Written by Luke Bailey
With February being LGBT+ history month, I’ve been wondering what I could write to celebrate it. The obvious answer, which escaped me for long enough I’d be embarrassed to admit how long, is a review of (arguably) my favourite film – Pride. Ever since I first saw this movie, a few years after it was released, it has stuck with me. I love its wholesome warmth; it feels like a hug.
The 2014 flick follows the culture clash between a group of lesbian and gay activists and a small Welsh mining community in Onllwyn during the 1984-85 miners’ strike. After seeing news reports of police responses to the miner’s strike and feeling a sense of kinship, the charismatic Mark Ashton sets up Lesbians and Gays support the Miners to raise money for the cause.
Pride explores the ups and downs of the fight to support the miners – whether against the prejudices of those in Onllwyn itself or every increasingly fragile funds of the community. As the film progresses both communities grow and learn together. Pride takes the audience on a journey of learning, joy and comradery.
From the get-go, Pride is delightful. It is full of small personal moments, where you can see the sparks of friendships forming, such as when Steph (Faye Marsay) and Gail (Nia Gwynne) meander drunkenly someway behind the rest of the group after the Pits and Perverts benefit gig.

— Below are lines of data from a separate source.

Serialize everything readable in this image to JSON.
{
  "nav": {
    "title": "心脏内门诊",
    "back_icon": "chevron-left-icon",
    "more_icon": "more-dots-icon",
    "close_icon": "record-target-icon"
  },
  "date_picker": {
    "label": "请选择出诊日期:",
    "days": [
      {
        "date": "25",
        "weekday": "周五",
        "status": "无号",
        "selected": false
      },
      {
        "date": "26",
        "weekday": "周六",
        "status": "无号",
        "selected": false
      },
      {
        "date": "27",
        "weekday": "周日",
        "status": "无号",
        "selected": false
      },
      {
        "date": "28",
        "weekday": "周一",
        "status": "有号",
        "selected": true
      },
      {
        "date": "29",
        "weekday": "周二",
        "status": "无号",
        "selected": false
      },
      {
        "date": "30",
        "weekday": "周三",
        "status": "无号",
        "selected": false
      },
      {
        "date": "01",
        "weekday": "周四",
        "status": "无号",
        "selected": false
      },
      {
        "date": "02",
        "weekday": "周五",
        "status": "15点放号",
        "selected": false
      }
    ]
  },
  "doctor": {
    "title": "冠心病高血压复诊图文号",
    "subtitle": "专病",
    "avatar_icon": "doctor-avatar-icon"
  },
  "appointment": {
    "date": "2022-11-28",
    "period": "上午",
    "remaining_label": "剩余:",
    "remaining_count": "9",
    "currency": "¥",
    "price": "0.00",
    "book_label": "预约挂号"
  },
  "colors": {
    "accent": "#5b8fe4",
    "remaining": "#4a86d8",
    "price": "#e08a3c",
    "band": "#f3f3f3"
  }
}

This film is funny, heartfelt and emotional. With an undercurrent of fun, that it resolutely refuses to let go, Pride doesn’t shy away from its more tragic moments. It allows the audience to experience these with the cast, while maintaining its almost unshakeable optimistic attitude. At times subtle, at others defiantly not, Pride is massively enjoyable.
Joe, portrayed by the wonderful George MacKay, is the audience’s stand in. He falls in with the group of activists almost by accident, while attending his first pride event. Throughout the film, Joe struggles with accepting his identity and openly expressing himself to his family. If not an overly original arch, Pride executes it well. MacKay’s performance as a slightly introverted 20-year-old is endearing but subtle. Watching this character grow in confidence is a joy. While Joe can be loosely depicted as the protagonist, Pride does not limit itself to focusing only upon his story, it has so much more to tell.
The film spends a significant amount of time with much of its main cast. Giving the audience an insight into their many stories. One of many examples is the touching way it deals with Johnathan’s (Dominic West) early HIV positive diagnosis, his confusion at still living, subsequent sense of bleak nihilistic pain and his partner Gethin’s (Andrew Scott) fears for him. There is so much I haven’t even touched upon – Bill Nighy’s delightful performance as the elder gay welsh miner Cliff, Imelda Staunton as the unflappable Hefina or Gethin’s own path of coming to grips both with his welsh and gay identities together. However, to give everything in Pride its due really would make this article unwieldy.
The film is not subtle in the points it makes, it proudly declares its intent. Dai (Paddy Cinsidine) as LGSM’s initial contact with Onllwyn, is a wealth of poignant and heartfelt statements. Whether in his thanks to the LGSM team at a local bar where he declares in a swirling welsh accent:
“What you’ve given us is more than money, it’s friendship. When you’re in a battle against an enemy so much bigger, so much stronger than you: to find out you have a friend you never knew existed, well that’s the best feeling in the world.”
He represents what could be considered the heart of the film. He makes explicit how important and powerful friendship is – no matter who, how or why – or as he puts it:
“That’s what the labour movement means, should mean. You support me, I support you, whoever you are, wherever you come from, shoulder to shoulder, hand to hand.”
Beyond the clash of cultures and the thoughtfully depicted individual journeys, the core of Pride is a celebration of co-operation, friendship and mutual respect for anyone and everyone. See
The film closes beautifully as it plays Billy Bragg’s powerful rendition of Power in the Union over images of the Miner’s Trade Union members marching with LGSM at the front of the 1985 Pride celebration. An act of thanks and solidarity, which they furthered by pushing the motion to include gay and lesbian rights in the Labour Party’s manifesto.
While I am keen to label the movie as modern masterpiece, I am sure this would be misleading; a slight oversell. As Mark Kermode is keen to remind anyone, no film is perfect. But trust me this one is close.
Luke Bailey is a final year History student, usually found struggling to fit playing around with guitars, writing and uni work into the day. You can find him on Instagram here